FBI issue US Valentine warning for date protection act

The extent of seriousness to which scamming on dating sites is now being taken has become evident from the US as it has emerged that the Federal Bureau of Investigations issued a warning on Valentine’s Day for public protection on exactly this matter.

The US criminal department’s cause for concern comes off the back of recent findings concerning the amount of fraudulent dating site profiles currently populating the world’s cyberspace chat rooms, forums and dating sites – the figures are just, well, scary. Yet still dating sites the world over, who have full exposure to the extent that scammers, perverts and sexual deviants are posing as decent love seekers, are just not willing to provide 100% full identity and background checks for its existing membership and new sign-ups in case it prevents genuine people looking for love online from registering to use their facilities.

Dateprotection.com is a website that fronts an organisation calling for greater online dating security on a global scale, headed up by its founder, Kevin Connell. His comments are constantly drowned out by the industry’s big game players and he, like the FBI, is calling for change on a grand scale that only the public can effect, as government authorities are either unable or unwilling to intervene.

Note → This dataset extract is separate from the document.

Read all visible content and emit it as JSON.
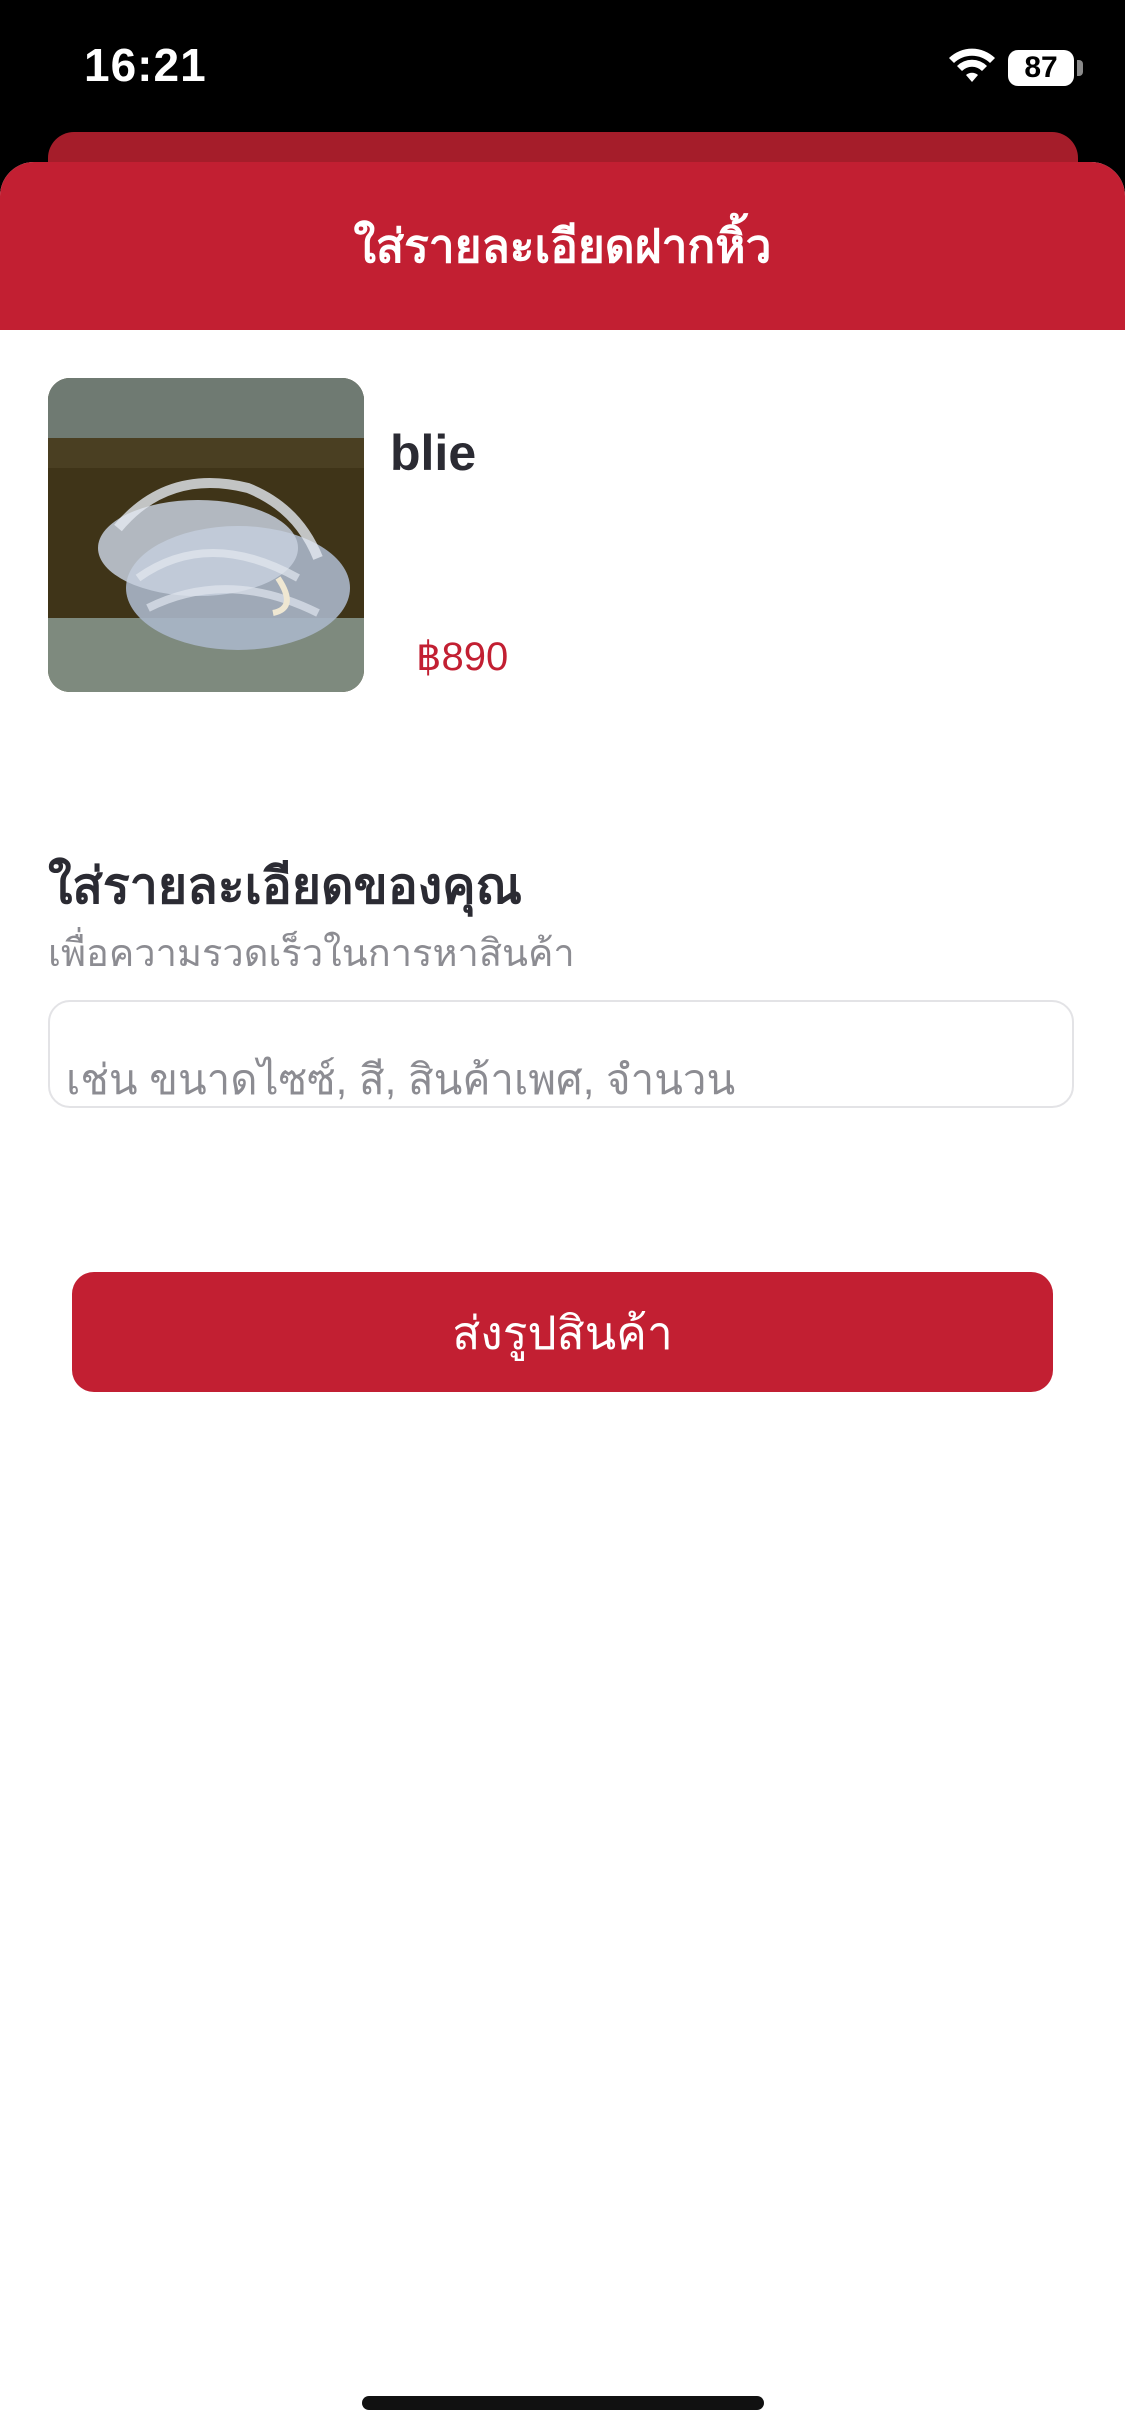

The concept that Kevin is trying to get dating sites to accept is that all members have a right to be assured that the person they’re chatting with is genuine or at least provide an onsite means of allowing one of its members to verify any potential partner’s true identity themselves.

Currently, there are very few states in the US – the two ‘New’s – York and Jersey – that have any laws governing background checks for dating sites, although Connecticut and Illinois have also passed bills regulating them. The former only extend to paid facilities and they are not the most rigorous, asking only of the dating site owner to inform their members if they carry out criminal checks (not that they have to); in New York, there is the additional safeguard that online dating facilities must issue guidelines, many of which fall under the heading: ‘common sense’, advising its members of what to look out for and things not to do when actually meeting up offline someone they have met on site.

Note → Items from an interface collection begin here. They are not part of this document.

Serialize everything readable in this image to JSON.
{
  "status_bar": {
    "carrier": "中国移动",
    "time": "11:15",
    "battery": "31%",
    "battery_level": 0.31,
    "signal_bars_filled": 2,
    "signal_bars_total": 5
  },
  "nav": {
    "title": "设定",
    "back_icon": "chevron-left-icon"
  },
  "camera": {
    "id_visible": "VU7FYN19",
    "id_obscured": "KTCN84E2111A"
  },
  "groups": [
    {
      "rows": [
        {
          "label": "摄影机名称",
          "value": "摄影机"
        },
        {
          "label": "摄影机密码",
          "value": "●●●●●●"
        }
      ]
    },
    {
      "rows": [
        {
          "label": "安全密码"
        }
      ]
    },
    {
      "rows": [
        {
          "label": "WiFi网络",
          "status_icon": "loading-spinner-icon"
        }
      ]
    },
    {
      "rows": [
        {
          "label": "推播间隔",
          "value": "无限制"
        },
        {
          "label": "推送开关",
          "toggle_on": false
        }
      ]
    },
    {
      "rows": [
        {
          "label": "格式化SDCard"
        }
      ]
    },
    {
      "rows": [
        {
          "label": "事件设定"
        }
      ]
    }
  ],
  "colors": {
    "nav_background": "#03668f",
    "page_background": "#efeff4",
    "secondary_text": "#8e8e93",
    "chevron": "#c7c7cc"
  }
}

Singles should not feel pressurised into meeting anyone on their dating site who will not take appropriate lengths to independently verify their identification. As market leaders, Match.com and eHarmony have categorically stated that all of their membership undergo sex crime conviction checks. However, that test does not actually prove that the individual they are running the check on is the person who has actually signed up to the dating site.

Kevin Connell has revealed several secrets about the scale and industry insider knowledge of the scale of scam profiles; we will present them in our next article, along with what UK dating site members can do if they fancy someone on their site, but are unsure of their integrity.